There is still a large contingent of Tasmanians who carry within them the ingrained drive of these early pioneers. They see the land as needing to be conquered, to be tamed. These folk are the miners, the foresters, the intensive land famers. They too see the natural resources of the state – but to them, they see these resources as something to be used.
(Side Note: There seems to be a competition amongst many Tasmanians to see who has the most impressive wood pile. … they stack the fire wood like badges of honour… long, evenly cut rows of wood, several stacks deep in various shades from beige to grey depending on their vintage. These horizontal totem poles signal the household’s devotion to the hearth, placed in very visible parts of the garden so passer-byes can see, and neighbours can admire: a man with a big axe and an even bigger chainsaw resides here!)
These farmers and developers aren’t gun-toting, cousin-romancing, chainsaw-bearing motor heads – these are Tasmanians that are prepared to roll up their sleeves, develop industries that feed, clothe and house Australians with high quality products. And I have to be grateful for the fact that their early years of sweat and toil have opened up the land. It’s part of the reason families like mine can enjoy Tasmania’s sights in relative comfort.
A new perspective
The battle between the hippies and farmers in Tasmania has raged for nearly two centuries. As a newly arrived traveller to this land – I reckon the results of this tension is fantastic. It was my nine year-old son who first made this observation: “Tasmania has a great balance to it – between the farmlands and the national parks, there seems to be heaps of both”.
And I reckon he hit the nail on the head as to why we’ve enjoyed ourselves so much – the balance between the modern and the untouched.

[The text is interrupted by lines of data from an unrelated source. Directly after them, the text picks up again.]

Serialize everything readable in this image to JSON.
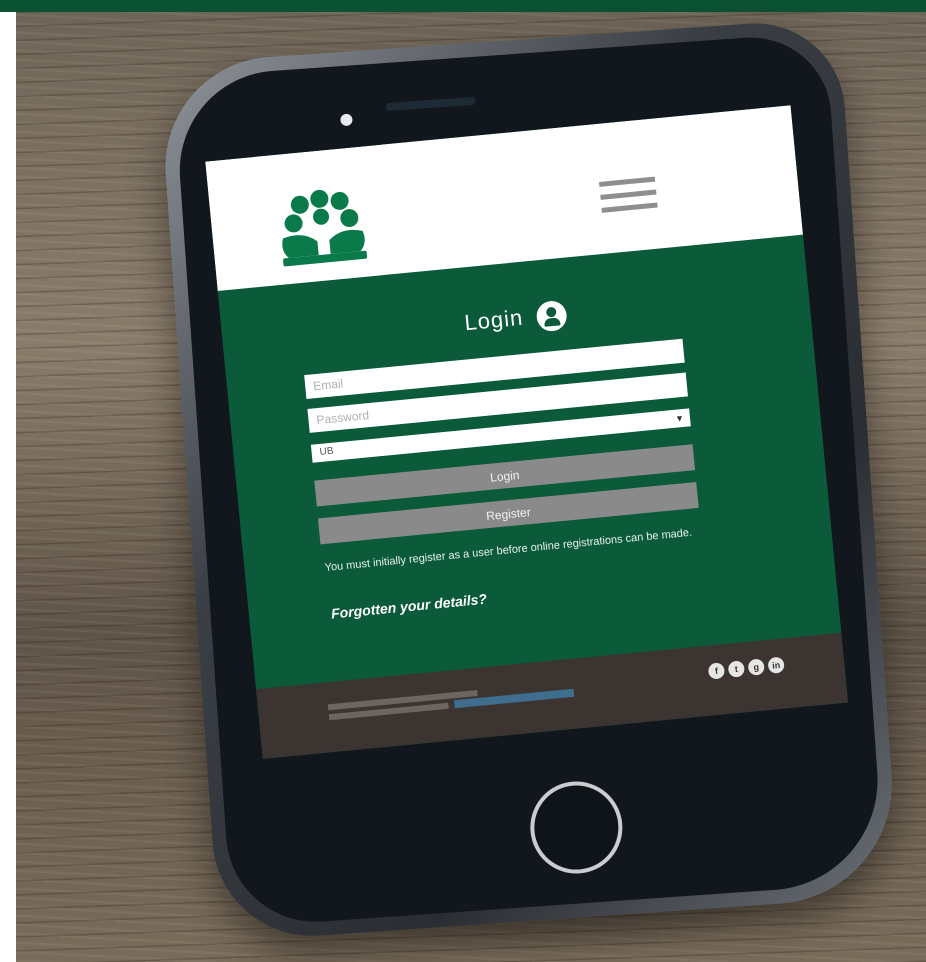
{
  "login": {
    "title": "Login",
    "email_placeholder": "Email",
    "password_placeholder": "Password",
    "select_value": "UB",
    "login_button": "Login",
    "register_button": "Register",
    "notice": "You must initially register as a user before online registrations can be made.",
    "forgotten_link": "Forgotten your details?"
  },
  "social": [
    "f",
    "t",
    "g",
    "in"
  ],
  "colors": {
    "brand_green": "#0b5a3a",
    "button_grey": "#8a8a8a",
    "footer": "#3b3430"
  }
}
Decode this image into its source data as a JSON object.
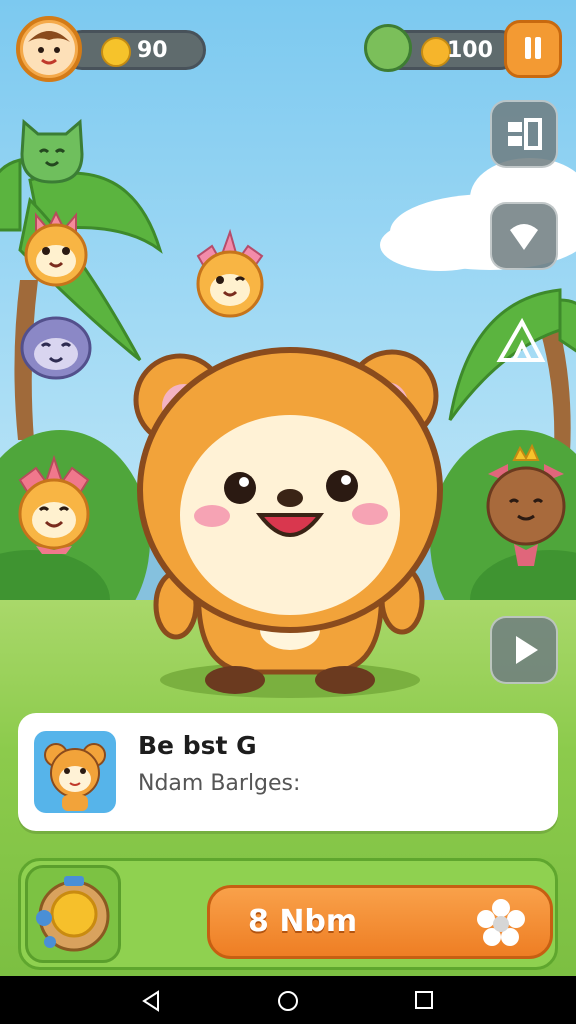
{
  "hud": {
    "left_value": "90",
    "right_value": "100"
  },
  "card": {
    "title": "Be bst G",
    "subtitle": "Ndam Barlges:"
  },
  "action": {
    "label": "8 Nbm"
  },
  "colors": {
    "accent": "#ee7e24",
    "ground": "#8ccb4c",
    "sky": "#7cc9f0"
  },
  "icons": {
    "top_left_avatar": "monkey-avatar-icon",
    "left_pill_icon": "sprout-coin-icon",
    "right_pill_avatar": "fruit-creature-icon",
    "right_pill_icon": "carrot-icon",
    "menu": "pause-menu-icon",
    "side_buttons": [
      "inventory-icon",
      "shield-icon",
      "tent-icon",
      "play-icon"
    ],
    "bottom_left": "capsule-ball-icon",
    "action_icon": "flower-gear-icon"
  }
}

Two opposing forces, the yin and the yang, their combined philosophies give the apple isle one of the best combinations of wildlife and civilised developments in Australia.
As we said our goodbyes to the two trout fisherman from Hobart, they left us with a couple of kind words of advice – best not to broach the issue of logging trees with most Tasmanians: it’s a polarising topic. Nowhere in the State does the conflict between the hippies and the farmers meet in a more pointed, fiery way. To some its life or death, literally.
So best to avoid the topic, enjoy the landscape and focus on catching that illusive trout…
Feature image c/o Tasmania Tourism
Want to check out some of Tasmania’s most beautiful spots? Get all the info on our Taste of Tasmania tour.